Sift the listing for lines that hold the string "Privacy" and pull them out.
START TASK MATERIAL
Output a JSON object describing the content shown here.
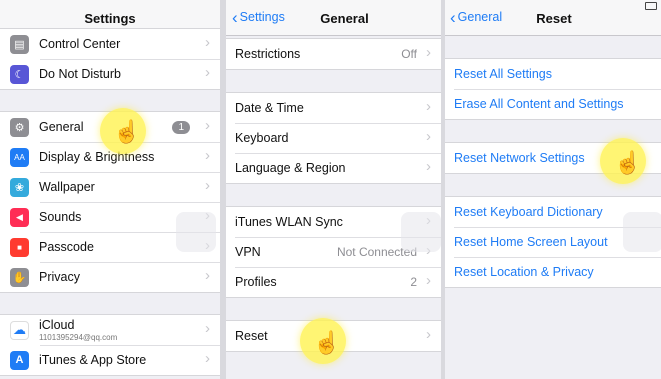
{
  "panel1": {
    "title": "Settings",
    "group1": [
      {
        "label": "Control Center",
        "icon": "control-center-icon",
        "color": "#8e8e93",
        "glyph": "▤"
      },
      {
        "label": "Do Not Disturb",
        "icon": "moon-icon",
        "color": "#5856d6",
        "glyph": "☾"
      }
    ],
    "group2": [
      {
        "label": "General",
        "icon": "gear-icon",
        "color": "#8e8e93",
        "glyph": "⚙",
        "badge": "1"
      },
      {
        "label": "Display & Brightness",
        "icon": "display-brightness-icon",
        "color": "#1f7cf5",
        "glyph": "AA"
      },
      {
        "label": "Wallpaper",
        "icon": "wallpaper-icon",
        "color": "#34aadc",
        "glyph": "❀"
      },
      {
        "label": "Sounds",
        "icon": "sounds-icon",
        "color": "#ff2d55",
        "glyph": "◀"
      },
      {
        "label": "Passcode",
        "icon": "lock-icon",
        "color": "#ff3b30",
        "glyph": "■"
      },
      {
        "label": "Privacy",
        "icon": "hand-icon",
        "color": "#8e8e93",
        "glyph": "✋"
      }
    ],
    "group3": [
      {
        "label": "iCloud",
        "sub": "1101395294@qq.com",
        "icon": "icloud-icon",
        "color": "#ffffff",
        "glyph": "☁"
      },
      {
        "label": "iTunes & App Store",
        "icon": "app-store-icon",
        "color": "#1f7cf5",
        "glyph": "A"
      }
    ]
  },
  "panel2": {
    "back": "Settings",
    "title": "General",
    "restrictions": {
      "label": "Restrictions",
      "value": "Off"
    },
    "group2": [
      {
        "label": "Date & Time"
      },
      {
        "label": "Keyboard"
      },
      {
        "label": "Language & Region"
      }
    ],
    "group3": [
      {
        "label": "iTunes WLAN Sync",
        "value": ""
      },
      {
        "label": "VPN",
        "value": "Not Connected"
      },
      {
        "label": "Profiles",
        "value": "2"
      }
    ],
    "reset": {
      "label": "Reset"
    }
  },
  "panel3": {
    "back": "General",
    "title": "Reset",
    "group1": [
      "Reset All Settings",
      "Erase All Content and Settings"
    ],
    "group2": [
      "Reset Network Settings"
    ],
    "group3": [
      "Reset Keyboard Dictionary",
      "Reset Home Screen Layout",
      "Reset Location & Privacy"
    ]
  },
  "chevron": "›",
  "tap_color": "#fff250"
}
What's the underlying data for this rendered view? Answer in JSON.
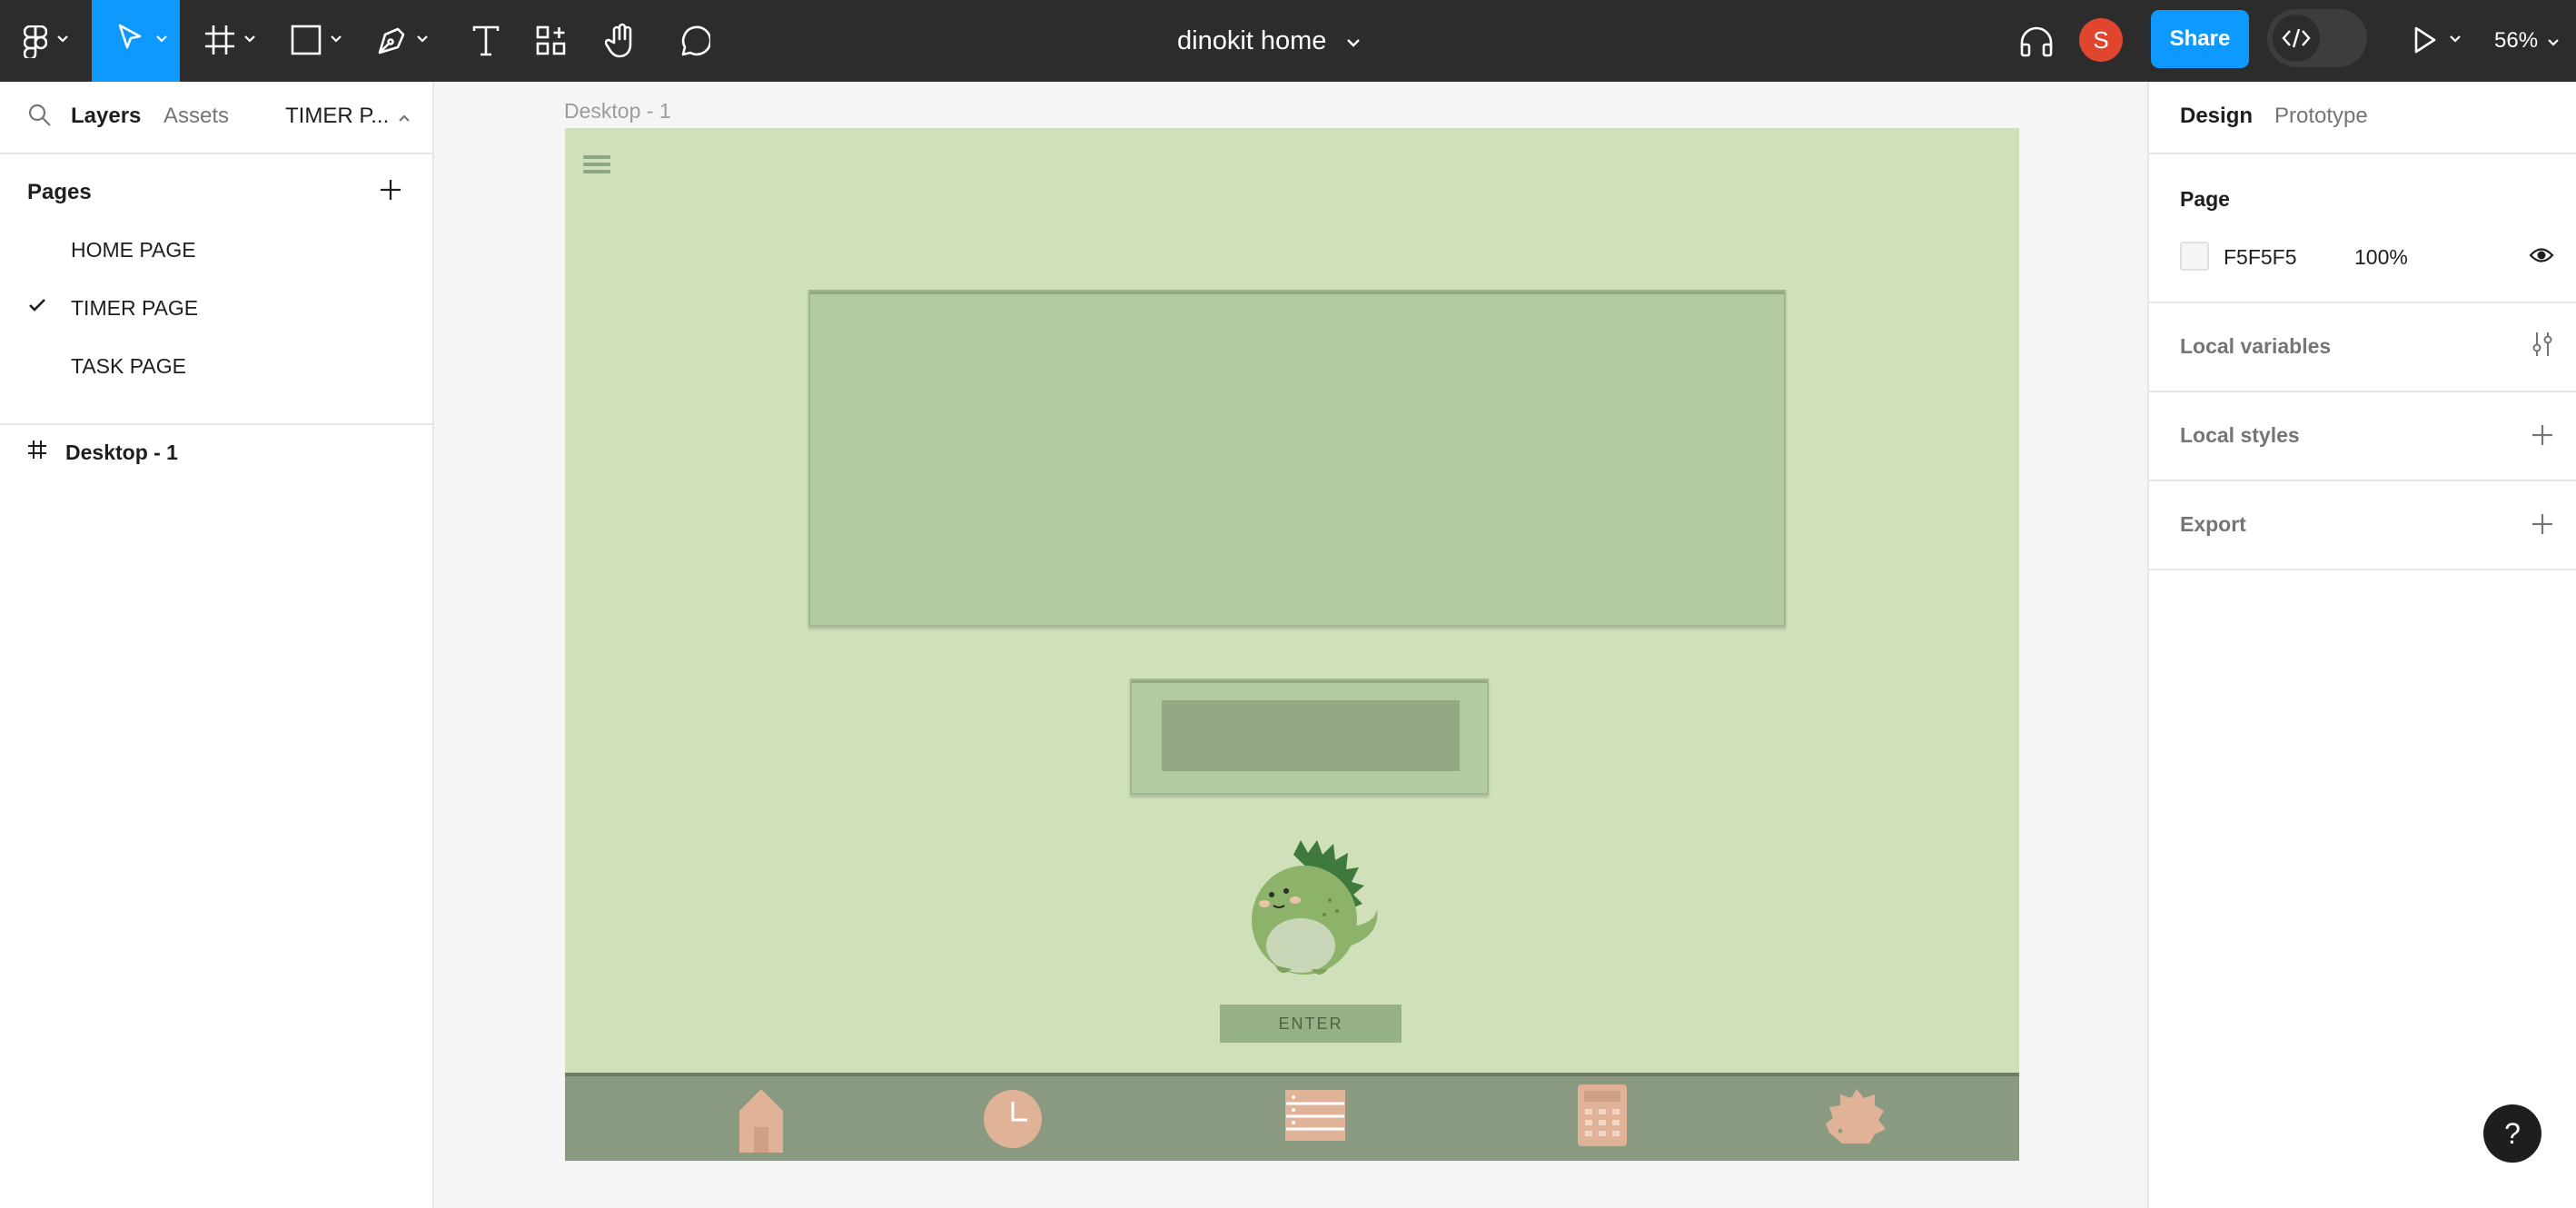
{
  "toolbar": {
    "tools": [
      {
        "name": "main-menu",
        "icon": "figma-logo-icon",
        "active": false
      },
      {
        "name": "move",
        "icon": "cursor-arrow-icon",
        "active": true
      },
      {
        "name": "frame",
        "icon": "frame-hash-icon",
        "active": false
      },
      {
        "name": "shape",
        "icon": "rectangle-icon",
        "active": false
      },
      {
        "name": "pen",
        "icon": "pen-icon",
        "active": false
      },
      {
        "name": "text",
        "icon": "text-T-icon",
        "active": false
      },
      {
        "name": "resources",
        "icon": "components-icon",
        "active": false
      },
      {
        "name": "hand",
        "icon": "hand-icon",
        "active": false
      },
      {
        "name": "comment",
        "icon": "speech-bubble-icon",
        "active": false
      }
    ],
    "file_title": "dinokit home",
    "avatar_initial": "S",
    "share_label": "Share",
    "zoom": "56%",
    "colors": {
      "bg": "#2c2c2c",
      "accent": "#0d99ff",
      "avatar": "#e0462d"
    }
  },
  "left_panel": {
    "tabs": [
      {
        "label": "Layers",
        "active": true
      },
      {
        "label": "Assets",
        "active": false
      }
    ],
    "page_selector": "TIMER P...",
    "pages_header": "Pages",
    "pages": [
      {
        "label": "HOME PAGE",
        "selected": false
      },
      {
        "label": "TIMER PAGE",
        "selected": true
      },
      {
        "label": "TASK PAGE",
        "selected": false
      }
    ],
    "layers": [
      {
        "label": "Desktop - 1",
        "icon": "frame-hash-icon"
      }
    ]
  },
  "canvas": {
    "background": "#f5f5f5",
    "frame_label": "Desktop - 1",
    "frame": {
      "background": "#cfe0bb",
      "enter_label": "ENTER",
      "nav_icons": [
        "house-icon",
        "clock-icon",
        "list-icon",
        "calculator-icon",
        "hedgehog-icon"
      ],
      "nav_color": "#8a9a80",
      "icon_color": "#e0b298"
    }
  },
  "right_panel": {
    "tabs": [
      {
        "label": "Design",
        "active": true
      },
      {
        "label": "Prototype",
        "active": false
      }
    ],
    "page_section": {
      "title": "Page",
      "fill_hex": "F5F5F5",
      "fill_opacity": "100%"
    },
    "sections": [
      {
        "title": "Local variables",
        "icon": "sliders-icon"
      },
      {
        "title": "Local styles",
        "icon": "plus-icon"
      },
      {
        "title": "Export",
        "icon": "plus-icon"
      }
    ]
  },
  "help_label": "?"
}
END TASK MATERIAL
ANSWER BELOW:
        "label": "Privacy",
      "Reset Location & Privacy"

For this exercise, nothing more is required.